He did not expect Zidane to suddenly step on the ball, turn 180 degrees, and swing past the side of his feet!
“Wowit’s the Marseille Turn!”
Stunned, Wood sat on the floor and watched Real Madrid’s number five elegantly bypass him.
This was his first exchange with the football legend, and he was defeated!
After he bypassed Wood, Zidane directly passed the ball to Roberto Carlos who plugged in from the flank. The compact Brazilian fullback swiftly plugged in from the back and Chimbonda cut across to block, but Carlos brutally broke through. Carlos jerked the ball forward and then sped forward to skirt around Chimbonda, who still needed to turn.
The cheering in Bernabu stadium began from the moment Zidane swung past Wood, reaching fever pitch when Carlos broke through Chimbonda.
Twain stood up from his seat amidst the deafening cheers.
Roberto Carlos’ glance swept across the penalty area. He glimpsed from the corner of his eye that Chimbonda was back in pursuit, which left him little time.
So, he crossed the ball!
It was a classic Roberto Carlos’ type of cross. It was a powerful volley which sent the football into the Nottingham Forest penalty area. It was chaotic in front of the goal. As long as someone extended his leg to receive the football, there was a high probability of drilling the ball into the Forest team goal.
Raul had poked the ball first but had missed the goal.
The cheers in Bernabu became a sigh.
Nottingham Forest had a narrow escape.
Twain sat back down again.
“Is it asking too much of George to defend against Zidane? Do you want Demetrio to help him?” asked Kerslake after he sat down.

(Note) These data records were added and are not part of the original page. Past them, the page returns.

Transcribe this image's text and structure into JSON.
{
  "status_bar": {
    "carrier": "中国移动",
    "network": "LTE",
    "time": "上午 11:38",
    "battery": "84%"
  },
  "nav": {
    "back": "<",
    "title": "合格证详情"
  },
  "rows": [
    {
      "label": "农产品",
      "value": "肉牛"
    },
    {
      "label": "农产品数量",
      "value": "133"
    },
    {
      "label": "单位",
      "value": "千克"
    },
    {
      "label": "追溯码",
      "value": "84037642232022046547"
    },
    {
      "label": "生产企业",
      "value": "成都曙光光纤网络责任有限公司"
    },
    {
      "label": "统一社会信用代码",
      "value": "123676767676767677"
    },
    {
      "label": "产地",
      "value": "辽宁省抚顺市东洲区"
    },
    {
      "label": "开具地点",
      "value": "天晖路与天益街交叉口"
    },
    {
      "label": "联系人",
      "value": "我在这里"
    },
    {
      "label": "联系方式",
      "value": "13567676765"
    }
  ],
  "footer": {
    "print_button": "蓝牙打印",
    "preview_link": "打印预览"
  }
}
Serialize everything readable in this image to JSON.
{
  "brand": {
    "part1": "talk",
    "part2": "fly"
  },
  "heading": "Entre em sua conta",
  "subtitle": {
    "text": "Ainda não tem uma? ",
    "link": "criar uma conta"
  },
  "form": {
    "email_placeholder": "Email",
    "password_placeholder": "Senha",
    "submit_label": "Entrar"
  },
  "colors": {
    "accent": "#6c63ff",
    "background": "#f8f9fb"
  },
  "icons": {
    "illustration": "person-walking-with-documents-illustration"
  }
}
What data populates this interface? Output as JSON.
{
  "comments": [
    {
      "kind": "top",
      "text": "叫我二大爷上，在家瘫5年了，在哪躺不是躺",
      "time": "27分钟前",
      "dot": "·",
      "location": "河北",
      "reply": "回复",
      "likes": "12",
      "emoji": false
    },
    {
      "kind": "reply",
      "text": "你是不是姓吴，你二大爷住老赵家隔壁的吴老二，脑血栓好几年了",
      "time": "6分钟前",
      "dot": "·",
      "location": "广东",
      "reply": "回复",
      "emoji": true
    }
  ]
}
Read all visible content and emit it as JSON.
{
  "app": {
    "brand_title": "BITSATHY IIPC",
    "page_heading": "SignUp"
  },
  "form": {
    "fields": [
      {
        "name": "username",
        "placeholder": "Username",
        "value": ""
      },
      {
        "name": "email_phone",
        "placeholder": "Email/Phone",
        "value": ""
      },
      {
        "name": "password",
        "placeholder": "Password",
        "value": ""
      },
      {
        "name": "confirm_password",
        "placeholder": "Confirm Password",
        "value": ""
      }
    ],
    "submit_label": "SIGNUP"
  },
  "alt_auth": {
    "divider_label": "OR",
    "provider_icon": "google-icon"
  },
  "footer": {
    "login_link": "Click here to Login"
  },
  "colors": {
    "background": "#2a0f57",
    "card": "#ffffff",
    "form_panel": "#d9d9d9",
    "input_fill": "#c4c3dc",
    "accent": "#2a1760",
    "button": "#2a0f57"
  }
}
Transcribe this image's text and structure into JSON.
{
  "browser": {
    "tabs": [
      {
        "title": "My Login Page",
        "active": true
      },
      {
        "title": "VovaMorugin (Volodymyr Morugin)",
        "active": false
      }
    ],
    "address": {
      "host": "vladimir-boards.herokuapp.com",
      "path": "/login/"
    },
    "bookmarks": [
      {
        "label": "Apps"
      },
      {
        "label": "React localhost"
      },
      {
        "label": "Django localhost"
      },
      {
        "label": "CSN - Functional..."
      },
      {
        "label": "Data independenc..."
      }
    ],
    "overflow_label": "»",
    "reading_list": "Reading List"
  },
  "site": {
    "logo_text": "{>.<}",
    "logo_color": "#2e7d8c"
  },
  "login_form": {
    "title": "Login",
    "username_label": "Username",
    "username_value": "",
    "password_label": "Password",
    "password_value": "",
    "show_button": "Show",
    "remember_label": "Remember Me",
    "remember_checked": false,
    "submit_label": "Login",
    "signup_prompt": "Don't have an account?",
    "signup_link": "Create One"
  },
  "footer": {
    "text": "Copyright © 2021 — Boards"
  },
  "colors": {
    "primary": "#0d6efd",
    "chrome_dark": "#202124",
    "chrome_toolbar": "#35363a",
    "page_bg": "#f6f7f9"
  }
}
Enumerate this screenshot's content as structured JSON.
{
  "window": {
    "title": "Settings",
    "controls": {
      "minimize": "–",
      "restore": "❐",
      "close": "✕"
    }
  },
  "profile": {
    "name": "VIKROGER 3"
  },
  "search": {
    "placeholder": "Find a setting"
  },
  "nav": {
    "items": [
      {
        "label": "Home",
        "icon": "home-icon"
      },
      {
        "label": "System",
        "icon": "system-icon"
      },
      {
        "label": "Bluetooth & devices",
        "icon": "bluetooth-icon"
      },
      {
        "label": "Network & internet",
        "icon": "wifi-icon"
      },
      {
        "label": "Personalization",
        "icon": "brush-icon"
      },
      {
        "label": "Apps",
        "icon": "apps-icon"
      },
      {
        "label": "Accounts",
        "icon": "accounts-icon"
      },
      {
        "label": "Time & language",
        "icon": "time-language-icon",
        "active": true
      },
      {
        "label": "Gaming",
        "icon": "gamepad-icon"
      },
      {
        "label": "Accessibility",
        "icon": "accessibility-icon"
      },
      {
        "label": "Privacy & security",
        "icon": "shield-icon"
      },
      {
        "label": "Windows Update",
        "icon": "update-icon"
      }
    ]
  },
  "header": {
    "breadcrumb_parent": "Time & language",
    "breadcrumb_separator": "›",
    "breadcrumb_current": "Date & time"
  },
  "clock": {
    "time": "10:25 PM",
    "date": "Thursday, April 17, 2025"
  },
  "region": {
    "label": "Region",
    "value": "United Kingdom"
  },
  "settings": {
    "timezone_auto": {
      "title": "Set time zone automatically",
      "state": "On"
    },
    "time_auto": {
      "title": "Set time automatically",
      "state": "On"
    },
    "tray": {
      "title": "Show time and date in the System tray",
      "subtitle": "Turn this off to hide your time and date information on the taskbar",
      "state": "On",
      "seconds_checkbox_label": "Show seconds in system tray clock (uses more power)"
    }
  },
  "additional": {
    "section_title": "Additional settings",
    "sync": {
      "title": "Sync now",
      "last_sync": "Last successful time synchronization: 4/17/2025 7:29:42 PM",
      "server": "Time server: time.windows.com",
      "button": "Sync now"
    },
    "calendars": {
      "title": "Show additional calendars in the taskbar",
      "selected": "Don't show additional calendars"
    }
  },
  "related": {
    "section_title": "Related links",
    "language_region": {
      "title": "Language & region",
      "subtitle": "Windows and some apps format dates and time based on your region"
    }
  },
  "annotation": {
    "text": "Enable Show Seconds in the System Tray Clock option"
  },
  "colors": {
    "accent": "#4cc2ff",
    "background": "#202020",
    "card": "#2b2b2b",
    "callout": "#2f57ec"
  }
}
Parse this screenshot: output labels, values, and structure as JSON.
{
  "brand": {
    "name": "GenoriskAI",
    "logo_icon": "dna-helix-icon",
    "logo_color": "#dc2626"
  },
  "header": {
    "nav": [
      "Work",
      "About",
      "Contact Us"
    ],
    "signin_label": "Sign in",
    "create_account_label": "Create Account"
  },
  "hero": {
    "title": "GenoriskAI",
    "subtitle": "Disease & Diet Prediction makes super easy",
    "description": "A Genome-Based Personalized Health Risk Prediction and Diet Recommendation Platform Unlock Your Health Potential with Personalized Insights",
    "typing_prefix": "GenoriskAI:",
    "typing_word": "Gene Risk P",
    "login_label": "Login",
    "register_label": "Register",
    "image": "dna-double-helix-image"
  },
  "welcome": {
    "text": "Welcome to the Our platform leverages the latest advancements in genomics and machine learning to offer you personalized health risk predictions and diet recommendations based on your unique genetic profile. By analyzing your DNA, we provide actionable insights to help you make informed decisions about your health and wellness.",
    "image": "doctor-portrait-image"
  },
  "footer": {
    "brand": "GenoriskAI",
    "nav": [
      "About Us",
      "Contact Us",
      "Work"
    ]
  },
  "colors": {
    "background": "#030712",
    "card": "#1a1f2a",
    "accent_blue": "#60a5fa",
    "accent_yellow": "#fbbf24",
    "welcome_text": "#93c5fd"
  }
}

Twain shook his head, “I can’t spare another man. I know that asking Wood to mark Zidane is difficult, but there’s no other way. Let George persevere.”